So I got a B- in this class but I don't think it's an accurate representation of this professor's teaching ability. It's my own fault that I didn't do so well, because I got embarrassingly behind in lecture (online but recorded) and it just snowballed from there. I also have zero physics background, while a lot of people in this class have taken physics/ AP physics in high school, and so this was a lot of review for them. For reference, I did rather poorly on the final, but the mean was an 88, so do with that what you will.
In terms of teaching style and personality, Gutperle is a very kind and approachable professor, and he has fun while teaching. He's really funny and tries to make things interesting for students. Each lecture, he gives us an 8-minute break during which he plays music and answers questions in the chat.
His lectures are a little disorganized, and so it can be hard to follow sometimes, so I found that reading the weekly readings were key to doing well.
There are 2 midterms and a final, which are around 12 questions each which 3 tries per question. 35% of the exam grade is correctness (through this thing called kudu) and 65% is your work which you submit through Gradescope.
Overall, Gutperle is a great guy, and it's very possible to do well in his class, but you have to stay on track and do the weekly homework and readings. (Having a background in physics certainly helps, although you don't need it).
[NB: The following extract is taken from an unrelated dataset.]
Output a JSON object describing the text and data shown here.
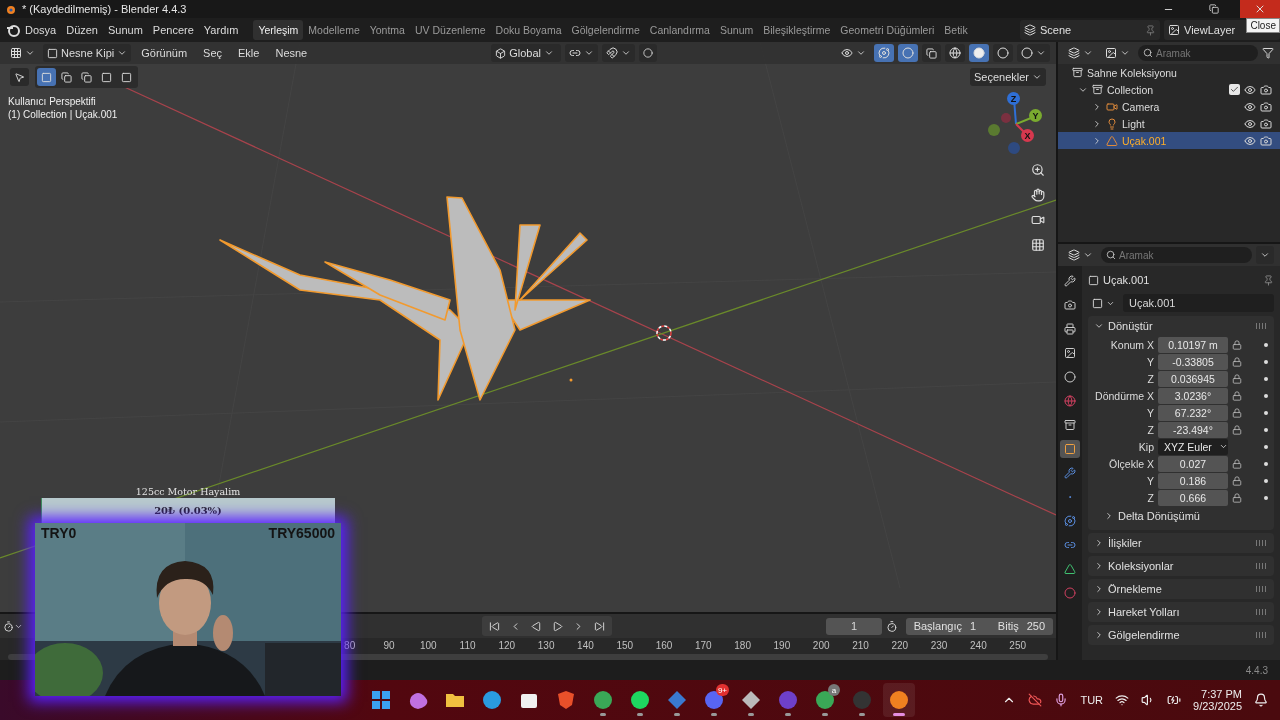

Gutperle more like GOATperle. He was such an awesome professor. I took AP physics in HS so I was already quite familiar with the material going in but his live lab demonstrations were fun to watch and helped to understand the conceptual side of the physics. His first 2 midterms were pretty easy but the final was really hard, fortunately the graders gave a lot of partial credit. This man keeps up with his pop-culture! The answer to a problem was 6.66 something and he made a reference to Little Nas X and his Nike satan shoes, what a King. Also he has awesome music taste, really into that 70s-80s wave-type smiths -mazzy star - kate bush- dreampop music that i vibe with.